## [WORK TO COMPLETE]
Each entry should be restated word for word, with all pictures left out.

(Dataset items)
::::

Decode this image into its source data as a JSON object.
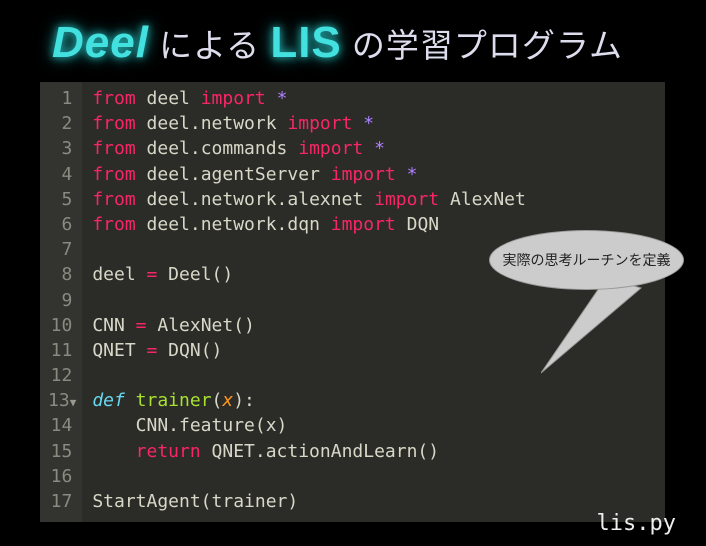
{
  "title": {
    "deel": "Deel",
    "mid1": " による ",
    "lis": "LIS",
    "mid2": " の学習プログラム"
  },
  "filename": "lis.py",
  "balloon": "実際の思考ルーチンを定義",
  "code": {
    "l1": {
      "kw": "from",
      "mod": "deel",
      "imp": "import",
      "star": "*"
    },
    "l2": {
      "kw": "from",
      "mod": "deel.network",
      "imp": "import",
      "star": "*"
    },
    "l3": {
      "kw": "from",
      "mod": "deel.commands",
      "imp": "import",
      "star": "*"
    },
    "l4": {
      "kw": "from",
      "mod": "deel.agentServer",
      "imp": "import",
      "star": "*"
    },
    "l5": {
      "kw": "from",
      "mod": "deel.network.alexnet",
      "imp": "import",
      "what": "AlexNet"
    },
    "l6": {
      "kw": "from",
      "mod": "deel.network.dqn",
      "imp": "import",
      "what": "DQN"
    },
    "l8_a": "deel ",
    "l8_eq": "=",
    "l8_b": " Deel()",
    "l10_a": "CNN ",
    "l10_eq": "=",
    "l10_b": " AlexNet()",
    "l11_a": "QNET ",
    "l11_eq": "=",
    "l11_b": " DQN()",
    "l13_def": "def",
    "l13_fn": "trainer",
    "l13_open": "(",
    "l13_arg": "x",
    "l13_close": "):",
    "l14": "    CNN.feature(x)",
    "l15_ret": "    return",
    "l15_b": " QNET.actionAndLearn()",
    "l17": "StartAgent(trainer)"
  },
  "lines": [
    "1",
    "2",
    "3",
    "4",
    "5",
    "6",
    "7",
    "8",
    "9",
    "10",
    "11",
    "12",
    "13",
    "14",
    "15",
    "16",
    "17"
  ]
}
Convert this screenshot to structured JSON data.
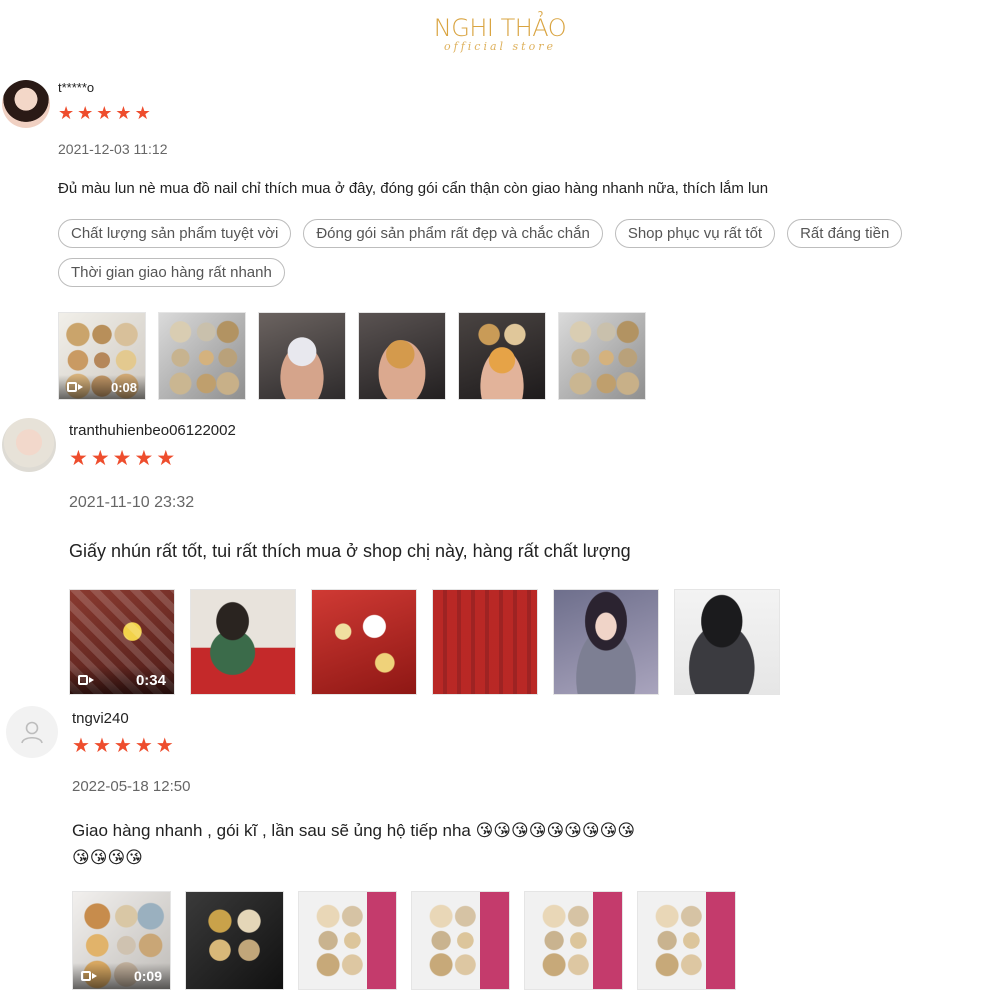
{
  "brand": {
    "title": "NGHI THẢO",
    "subtitle": "official store"
  },
  "reviews": [
    {
      "username": "t*****o",
      "stars": 5,
      "date": "2021-12-03 11:12",
      "comment": "Đủ màu lun nè mua đồ nail chỉ thích mua ở đây, đóng gói cẩn thận còn giao hàng nhanh nữa,  thích lắm lun",
      "tags": [
        "Chất lượng sản phẩm tuyệt vời",
        "Đóng gói sản phẩm rất đẹp và chắc chắn",
        "Shop phục vụ rất tốt",
        "Rất đáng tiền",
        "Thời gian giao hàng rất nhanh"
      ],
      "video_duration": "0:08"
    },
    {
      "username": "tranthuhienbeo06122002",
      "stars": 5,
      "date": "2021-11-10 23:32",
      "comment": "Giấy nhún rất tốt, tui rất thích mua ở shop chị này, hàng rất chất lượng",
      "video_duration": "0:34"
    },
    {
      "username": "tngvi240",
      "stars": 5,
      "date": "2022-05-18 12:50",
      "comment_line1": "Giao hàng nhanh , gói kĩ , lần sau sẽ ủng hộ tiếp nha 😘😘😘😘😘😘😘😘😘",
      "comment_line2": "😘😘😘😘",
      "video_duration": "0:09"
    }
  ],
  "icons": {
    "star": "star-icon",
    "video": "video-camera-icon",
    "user": "user-placeholder-icon"
  },
  "colors": {
    "brand": "#d9a441",
    "star": "#ee4d2d"
  }
}
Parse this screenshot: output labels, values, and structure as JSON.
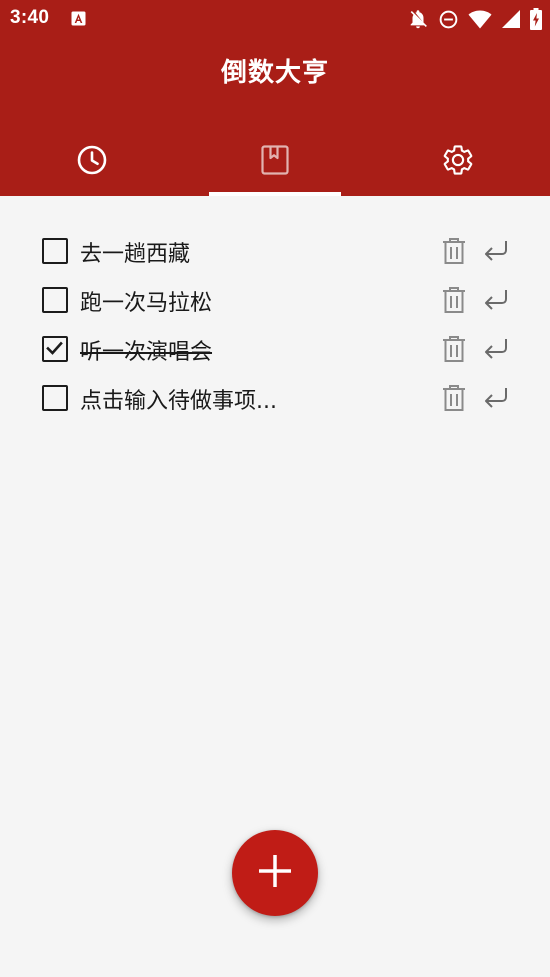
{
  "status_bar": {
    "time": "3:40",
    "icons": [
      "app-notification-icon",
      "bell-off-icon",
      "do-not-disturb-icon",
      "wifi-icon",
      "signal-icon",
      "battery-charging-icon"
    ]
  },
  "app": {
    "title": "倒数大亨"
  },
  "tabs": [
    {
      "id": "countdown",
      "icon": "clock-icon",
      "active": false
    },
    {
      "id": "todo",
      "icon": "bookmark-icon",
      "active": true
    },
    {
      "id": "settings",
      "icon": "gear-icon",
      "active": false
    }
  ],
  "todos": [
    {
      "text": "去一趟西藏",
      "checked": false
    },
    {
      "text": "跑一次马拉松",
      "checked": false
    },
    {
      "text": "听一次演唱会",
      "checked": true
    },
    {
      "text": "点击输入待做事项...",
      "checked": false
    }
  ],
  "colors": {
    "header": "#a91e17",
    "fab": "#c01c16",
    "background": "#f5f5f5"
  }
}
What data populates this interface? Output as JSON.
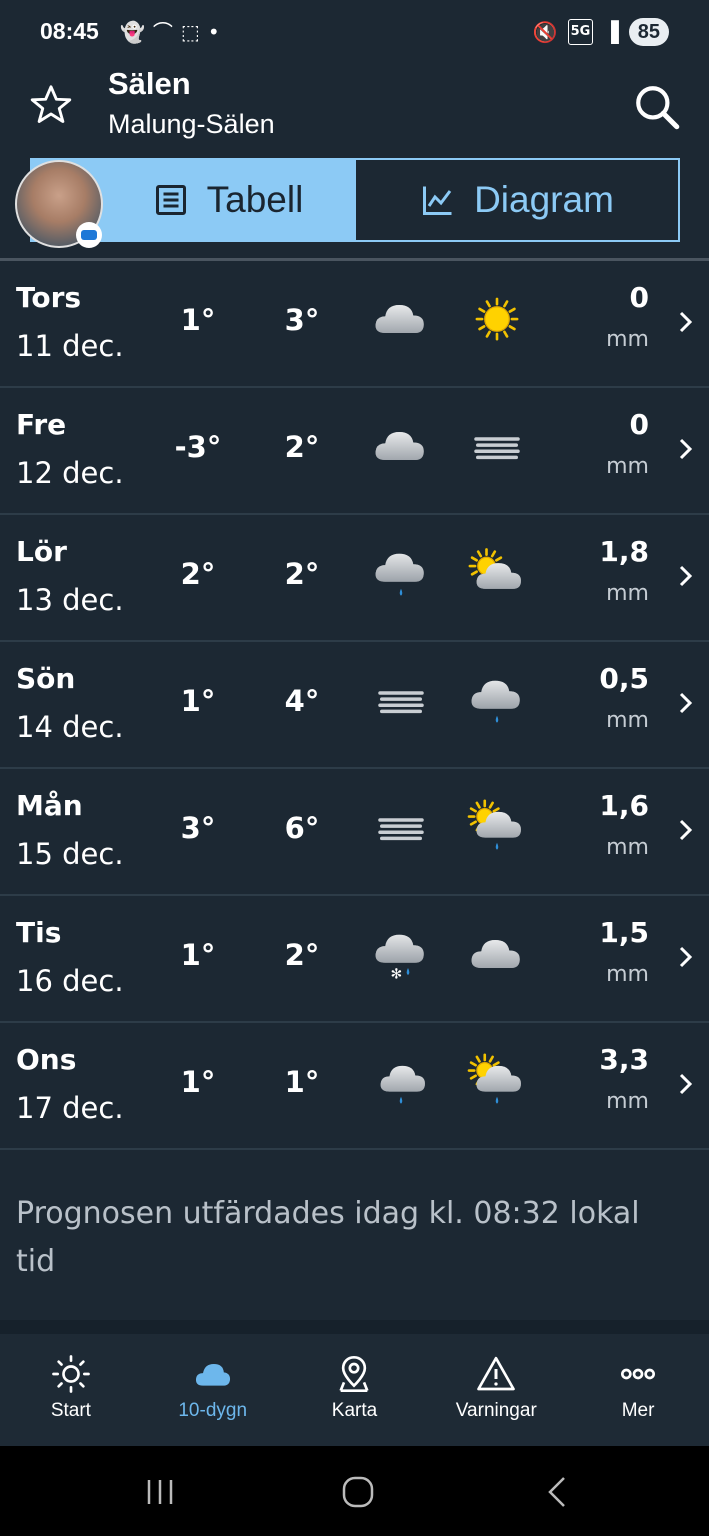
{
  "status": {
    "time": "08:45",
    "battery": "85",
    "network": "5G"
  },
  "header": {
    "title": "Sälen",
    "subtitle": "Malung-Sälen"
  },
  "toggle": {
    "table_label": "Tabell",
    "diagram_label": "Diagram"
  },
  "rows": [
    {
      "day": "Tors",
      "date": "11 dec.",
      "tmin": "1°",
      "tmax": "3°",
      "icon1": "cloud-icon",
      "icon2": "sun-icon",
      "precip": "0",
      "unit": "mm"
    },
    {
      "day": "Fre",
      "date": "12 dec.",
      "tmin": "-3°",
      "tmax": "2°",
      "icon1": "cloud-icon",
      "icon2": "fog-icon",
      "precip": "0",
      "unit": "mm"
    },
    {
      "day": "Lör",
      "date": "13 dec.",
      "tmin": "2°",
      "tmax": "2°",
      "icon1": "rain-cloud-icon",
      "icon2": "partly-cloudy-icon",
      "precip": "1,8",
      "unit": "mm"
    },
    {
      "day": "Sön",
      "date": "14 dec.",
      "tmin": "1°",
      "tmax": "4°",
      "icon1": "fog-icon",
      "icon2": "rain-cloud-icon",
      "precip": "0,5",
      "unit": "mm"
    },
    {
      "day": "Mån",
      "date": "15 dec.",
      "tmin": "3°",
      "tmax": "6°",
      "icon1": "fog-icon",
      "icon2": "sun-rain-cloud-icon",
      "precip": "1,6",
      "unit": "mm"
    },
    {
      "day": "Tis",
      "date": "16 dec.",
      "tmin": "1°",
      "tmax": "2°",
      "icon1": "sleet-cloud-icon",
      "icon2": "cloud-icon",
      "precip": "1,5",
      "unit": "mm"
    },
    {
      "day": "Ons",
      "date": "17 dec.",
      "tmin": "1°",
      "tmax": "1°",
      "icon1": "moon-rain-cloud-icon",
      "icon2": "sun-rain-cloud-icon",
      "precip": "3,3",
      "unit": "mm"
    }
  ],
  "footnote": "Prognosen utfärdades idag kl. 08:32 lokal tid",
  "nav": {
    "start": "Start",
    "tendays": "10-dygn",
    "map": "Karta",
    "warnings": "Varningar",
    "more": "Mer"
  },
  "colors": {
    "background": "#1c2833",
    "accent": "#8ccaf5",
    "active_nav": "#6db7ec"
  }
}
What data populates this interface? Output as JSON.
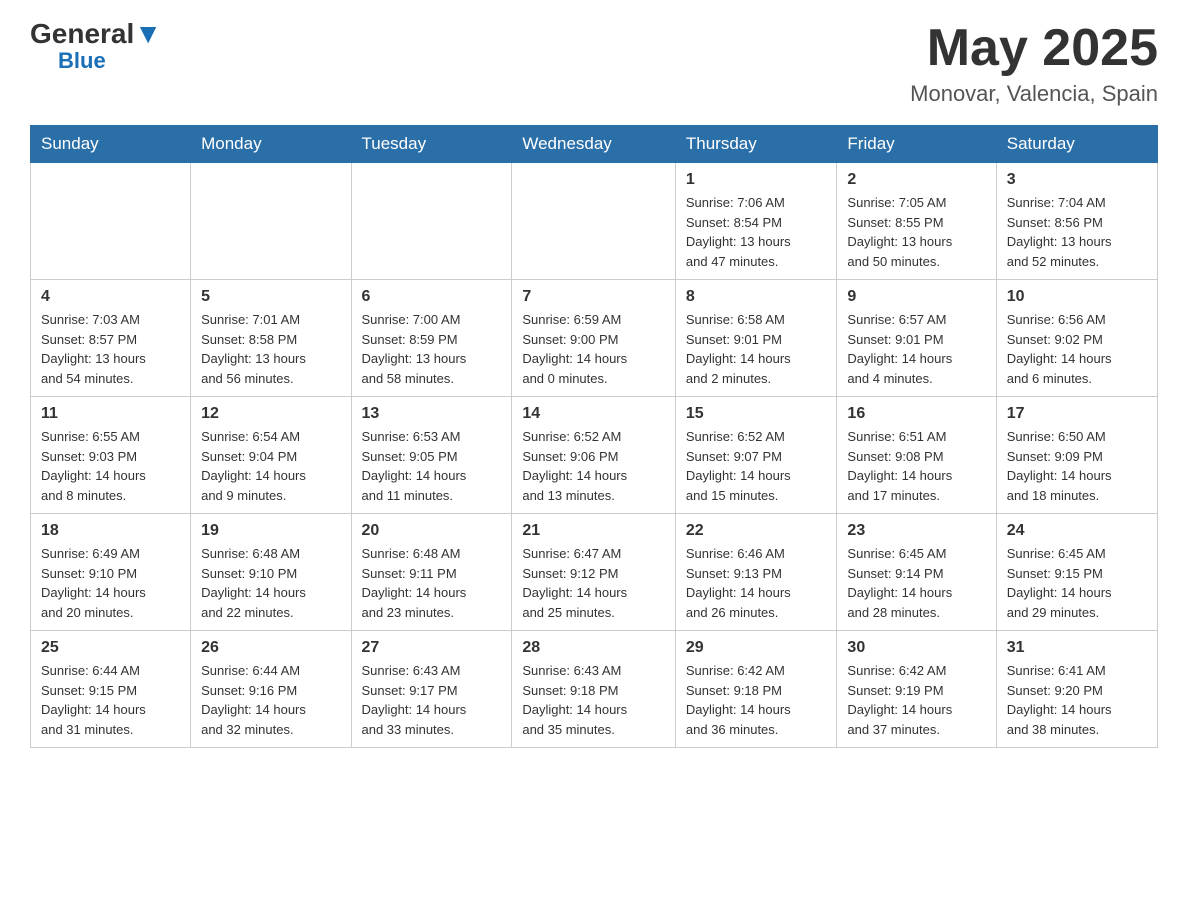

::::

## [THE COMPLETED TASK]
Decode this image into its source data as a JSON object.
{
  "title": {
    "deel": "Deel",
    "mid1": " による ",
    "lis": "LIS",
    "mid2": " の学習プログラム"
  },
  "filename": "lis.py",
  "balloon": "実際の思考ルーチンを定義",
  "code": {
    "l1": {
      "kw": "from",
      "mod": "deel",
      "imp": "import",
      "star": "*"
    },
    "l2": {
      "kw": "from",
      "mod": "deel.network",
      "imp": "import",
      "star": "*"
    },
    "l3": {
      "kw": "from",
      "mod": "deel.commands",
      "imp": "import",
      "star": "*"
    },
    "l4": {
      "kw": "from",
      "mod": "deel.agentServer",
      "imp": "import",
      "star": "*"
    },
    "l5": {
      "kw": "from",
      "mod": "deel.network.alexnet",
      "imp": "import",
      "what": "AlexNet"
    },
    "l6": {
      "kw": "from",
      "mod": "deel.network.dqn",
      "imp": "import",
      "what": "DQN"
    },
    "l8_a": "deel ",
    "l8_eq": "=",
    "l8_b": " Deel()",
    "l10_a": "CNN ",
    "l10_eq": "=",
    "l10_b": " AlexNet()",
    "l11_a": "QNET ",
    "l11_eq": "=",
    "l11_b": " DQN()",
    "l13_def": "def",
    "l13_fn": "trainer",
    "l13_open": "(",
    "l13_arg": "x",
    "l13_close": "):",
    "l14": "    CNN.feature(x)",
    "l15_ret": "    return",
    "l15_b": " QNET.actionAndLearn()",
    "l17": "StartAgent(trainer)"
  },
  "lines": [
    "1",
    "2",
    "3",
    "4",
    "5",
    "6",
    "7",
    "8",
    "9",
    "10",
    "11",
    "12",
    "13",
    "14",
    "15",
    "16",
    "17"
  ]
}
Convert this screenshot to structured JSON data.
{
  "brand": {
    "title": "NGHI THẢO",
    "subtitle": "official store"
  },
  "reviews": [
    {
      "username": "t*****o",
      "stars": 5,
      "date": "2021-12-03 11:12",
      "comment": "Đủ màu lun nè mua đồ nail chỉ thích mua ở đây, đóng gói cẩn thận còn giao hàng nhanh nữa,  thích lắm lun",
      "tags": [
        "Chất lượng sản phẩm tuyệt vời",
        "Đóng gói sản phẩm rất đẹp và chắc chắn",
        "Shop phục vụ rất tốt",
        "Rất đáng tiền",
        "Thời gian giao hàng rất nhanh"
      ],
      "video_duration": "0:08"
    },
    {
      "username": "tranthuhienbeo06122002",
      "stars": 5,
      "date": "2021-11-10 23:32",
      "comment": "Giấy nhún rất tốt, tui rất thích mua ở shop chị này, hàng rất chất lượng",
      "video_duration": "0:34"
    },
    {
      "username": "tngvi240",
      "stars": 5,
      "date": "2022-05-18 12:50",
      "comment_line1": "Giao hàng nhanh , gói kĩ , lần sau sẽ ủng hộ tiếp nha 😘😘😘😘😘😘😘😘😘",
      "comment_line2": "😘😘😘😘",
      "video_duration": "0:09"
    }
  ],
  "icons": {
    "star": "star-icon",
    "video": "video-camera-icon",
    "user": "user-placeholder-icon"
  },
  "colors": {
    "brand": "#d9a441",
    "star": "#ee4d2d"
  }
}
Parse this screenshot: output labels, values, and structure as JSON.
{
  "status_bar": {
    "time": "3:40",
    "icons": [
      "app-notification-icon",
      "bell-off-icon",
      "do-not-disturb-icon",
      "wifi-icon",
      "signal-icon",
      "battery-charging-icon"
    ]
  },
  "app": {
    "title": "倒数大亨"
  },
  "tabs": [
    {
      "id": "countdown",
      "icon": "clock-icon",
      "active": false
    },
    {
      "id": "todo",
      "icon": "bookmark-icon",
      "active": true
    },
    {
      "id": "settings",
      "icon": "gear-icon",
      "active": false
    }
  ],
  "todos": [
    {
      "text": "去一趟西藏",
      "checked": false
    },
    {
      "text": "跑一次马拉松",
      "checked": false
    },
    {
      "text": "听一次演唱会",
      "checked": true
    },
    {
      "text": "点击输入待做事项...",
      "checked": false
    }
  ],
  "colors": {
    "header": "#a91e17",
    "fab": "#c01c16",
    "background": "#f5f5f5"
  }
}
What data populates this interface? Output as JSON.
{
  "status": {
    "time": "08:45",
    "battery": "85",
    "network": "5G"
  },
  "header": {
    "title": "Sälen",
    "subtitle": "Malung-Sälen"
  },
  "toggle": {
    "table_label": "Tabell",
    "diagram_label": "Diagram"
  },
  "rows": [
    {
      "day": "Tors",
      "date": "11 dec.",
      "tmin": "1°",
      "tmax": "3°",
      "icon1": "cloud-icon",
      "icon2": "sun-icon",
      "precip": "0",
      "unit": "mm"
    },
    {
      "day": "Fre",
      "date": "12 dec.",
      "tmin": "-3°",
      "tmax": "2°",
      "icon1": "cloud-icon",
      "icon2": "fog-icon",
      "precip": "0",
      "unit": "mm"
    },
    {
      "day": "Lör",
      "date": "13 dec.",
      "tmin": "2°",
      "tmax": "2°",
      "icon1": "rain-cloud-icon",
      "icon2": "partly-cloudy-icon",
      "precip": "1,8",
      "unit": "mm"
    },
    {
      "day": "Sön",
      "date": "14 dec.",
      "tmin": "1°",
      "tmax": "4°",
      "icon1": "fog-icon",
      "icon2": "rain-cloud-icon",
      "precip": "0,5",
      "unit": "mm"
    },
    {
      "day": "Mån",
      "date": "15 dec.",
      "tmin": "3°",
      "tmax": "6°",
      "icon1": "fog-icon",
      "icon2": "sun-rain-cloud-icon",
      "precip": "1,6",
      "unit": "mm"
    },
    {
      "day": "Tis",
      "date": "16 dec.",
      "tmin": "1°",
      "tmax": "2°",
      "icon1": "sleet-cloud-icon",
      "icon2": "cloud-icon",
      "precip": "1,5",
      "unit": "mm"
    },
    {
      "day": "Ons",
      "date": "17 dec.",
      "tmin": "1°",
      "tmax": "1°",
      "icon1": "moon-rain-cloud-icon",
      "icon2": "sun-rain-cloud-icon",
      "precip": "3,3",
      "unit": "mm"
    }
  ],
  "footnote": "Prognosen utfärdades idag kl. 08:32 lokal tid",
  "nav": {
    "start": "Start",
    "tendays": "10-dygn",
    "map": "Karta",
    "warnings": "Varningar",
    "more": "Mer"
  },
  "colors": {
    "background": "#1c2833",
    "accent": "#8ccaf5",
    "active_nav": "#6db7ec"
  }
}
What data populates this interface? Output as JSON.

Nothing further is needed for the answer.